And so it went on with, it must be said, considerable panache and operatic projection on Mr Dung’s part. We saw a sacrificial alter – only sacred cows’ milk and blessed mountain water were used by the vegetarian Cham people – in one of the few towers that’s almost still intact.
Throughout, the walls had many statues embedded but they’d all been decapitated by the French at some point in a crazed, criminal frenzy of colonial trophy-taking – mainly to furnish a room in the Louvre. Some had modern replacement heads that had been amateurishly rendered from something that looked suspiciously like stained cement but was probably sandstone with none of the precision or craft of the originals. Nevertheless, those with heads looked happier than those without.
We wandered through the site, our sodden shirts stuck to our backs, in and out of a wondrous rainforest which was worth the visit in itself. After the Cham people were driven south and out of central Vietnam in the 15th and 16th centuries this same rainforest enveloped the sanctuary completely and it was lost until rediscovered in 1885 by French archaeologists. ‘No one, absolutely no one, knew it was here,’ Mr Dung muttered, in a rare moment of restraint, looking towards the burning sky in bewilderment.
And we kept on moving, from one group of rubble to the next, but it was all starting to feel the same. Towards the end of the tour Mr Dung let slip that his dad had been a Viet Cong boy soldier, one of those actually hiding in My Son in the ‘60s and that he himself is a result of the baby boom that immediately followed the cessation of hostilities.
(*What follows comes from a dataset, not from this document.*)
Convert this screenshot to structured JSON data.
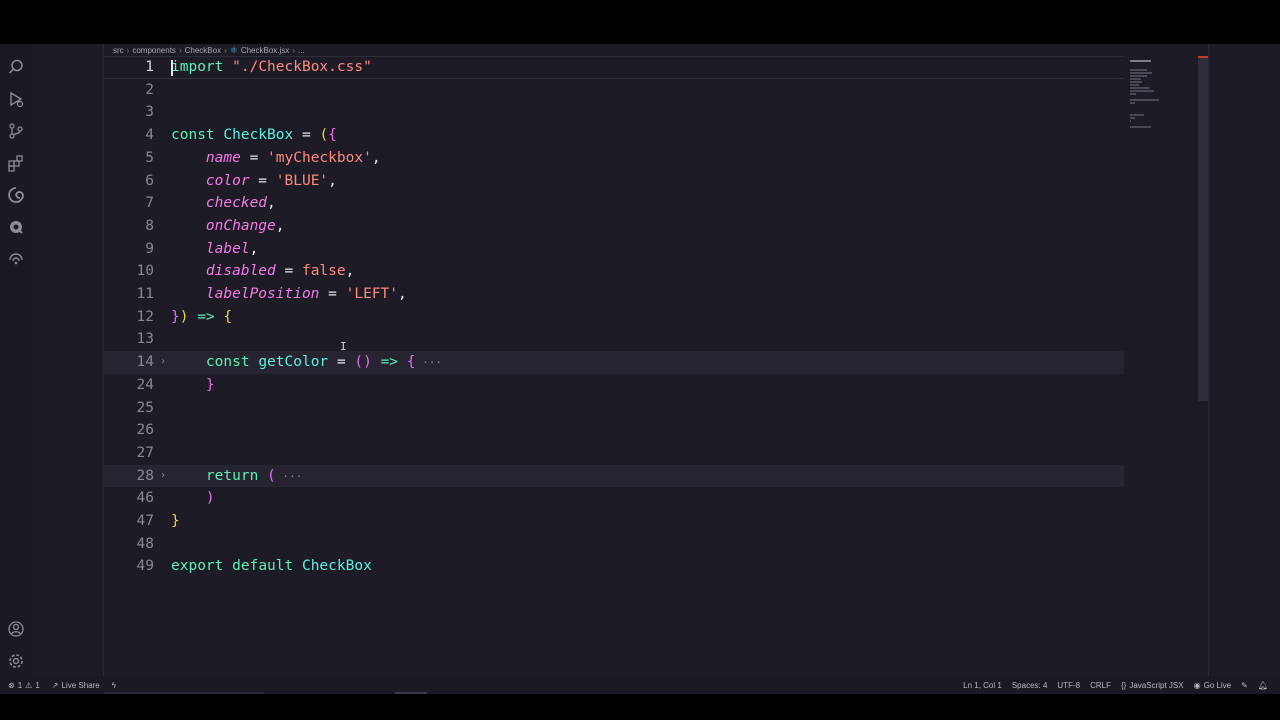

Dad now holds the rank of Colonel.
My companion said, ‘I’m bored. I need him to tell me more about the everyday lives of the Cham people, not just this rarefied stuff. Why did they come here? Where and how did they live? If I hear there was no human sacrifice again because they’re vegetarian Hindus I’ll scream. I wouldn’t recommend this to a friend, would you?’
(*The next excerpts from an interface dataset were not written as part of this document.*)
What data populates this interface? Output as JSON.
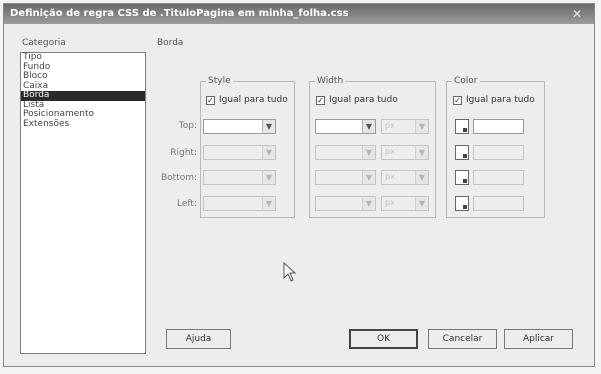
{
  "window": {
    "title": "Definição de regra CSS de .TituloPagina em minha_folha.css",
    "close_glyph": "✕"
  },
  "category": {
    "label": "Categoria",
    "items": [
      "Tipo",
      "Fundo",
      "Bloco",
      "Caixa",
      "Borda",
      "Lista",
      "Posicionamento",
      "Extensões"
    ],
    "selected": "Borda"
  },
  "section": {
    "label": "Borda"
  },
  "groups": {
    "style": {
      "title": "Style",
      "same_for_all": "Igual para tudo",
      "checked": true
    },
    "width": {
      "title": "Width",
      "same_for_all": "Igual para tudo",
      "checked": true,
      "unit": "px"
    },
    "color": {
      "title": "Color",
      "same_for_all": "Igual para tudo",
      "checked": true
    }
  },
  "rows": {
    "top": "Top:",
    "right": "Right:",
    "bottom": "Bottom:",
    "left": "Left:"
  },
  "buttons": {
    "help": "Ajuda",
    "ok": "OK",
    "cancel": "Cancelar",
    "apply": "Aplicar"
  },
  "icons": {
    "dropdown": "▼",
    "check": "✓"
  }
}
Would I promote it to a friend? My Son isn’t for everyone. Many will only see rubble and wonder what the fuss is about. Indeed for them the Emperor’s naked but no-one will say so. The ‘Wow!’ factor of Peru, Egypt, Greece and of course nearby Siem Riep certainly isn’t there. But at the very least it’s a cheap trip out of town and a jaunt through magnificent rainforest and, for those with a genuine interest in the past like me, it’s well worth it although an hour or two should do the trick.
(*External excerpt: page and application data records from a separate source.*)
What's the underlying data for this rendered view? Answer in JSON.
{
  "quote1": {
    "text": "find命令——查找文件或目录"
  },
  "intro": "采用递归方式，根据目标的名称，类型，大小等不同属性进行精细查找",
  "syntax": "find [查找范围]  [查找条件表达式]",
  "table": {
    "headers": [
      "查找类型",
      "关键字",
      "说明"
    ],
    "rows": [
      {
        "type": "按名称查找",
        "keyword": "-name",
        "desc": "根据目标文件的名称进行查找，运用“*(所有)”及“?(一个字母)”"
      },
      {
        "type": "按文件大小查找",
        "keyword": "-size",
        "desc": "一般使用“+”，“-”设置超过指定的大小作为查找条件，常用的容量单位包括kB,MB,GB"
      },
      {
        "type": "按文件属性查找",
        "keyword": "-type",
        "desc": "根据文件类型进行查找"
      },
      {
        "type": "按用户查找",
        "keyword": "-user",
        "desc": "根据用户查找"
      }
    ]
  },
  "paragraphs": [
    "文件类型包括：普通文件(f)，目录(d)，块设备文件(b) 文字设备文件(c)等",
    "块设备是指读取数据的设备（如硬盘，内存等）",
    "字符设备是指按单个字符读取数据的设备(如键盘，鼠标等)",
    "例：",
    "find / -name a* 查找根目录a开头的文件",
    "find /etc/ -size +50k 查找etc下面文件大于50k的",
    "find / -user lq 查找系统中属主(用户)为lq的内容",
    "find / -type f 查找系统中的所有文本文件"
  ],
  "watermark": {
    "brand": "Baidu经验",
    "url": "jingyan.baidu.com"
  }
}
If you go by bus most tour operators have a river boat trip return option. But if you don’t like crowds and the midday heat you can go at other times by motorbike or car but take a guide to help you make sense of it all. And, if you‘re in a smaller group than we were, you might be able to get answers to my colleague’s questions about the Cham people’s domestic life. My question for Mr Dung would have been: ‘If the Champa Kingdom in Vietnam began in AD192 as a non-Hindu state, who converted them to Hinduism during the 4th century?’ It sure wasn’t the locals.
Cost: Entry: 100,000 VND; Bus and guide: 50,000 VND; River boat extension with lunch: 50,000 VND
Tour Operator: Sinhcafe – The SinhTourist (Hội An)
Phone: +84 235 3863948 – Fax: +84 235 3916620
Add: 587 Hai Bà Trưng, Hội An
*not all authorities agree on Java as the sole point of origin – what is mostly agreed is Chamic languages are a sub-group of Malayo-Polynesian and closely related to Malyic and Bali-Sasak languagesBack to previous page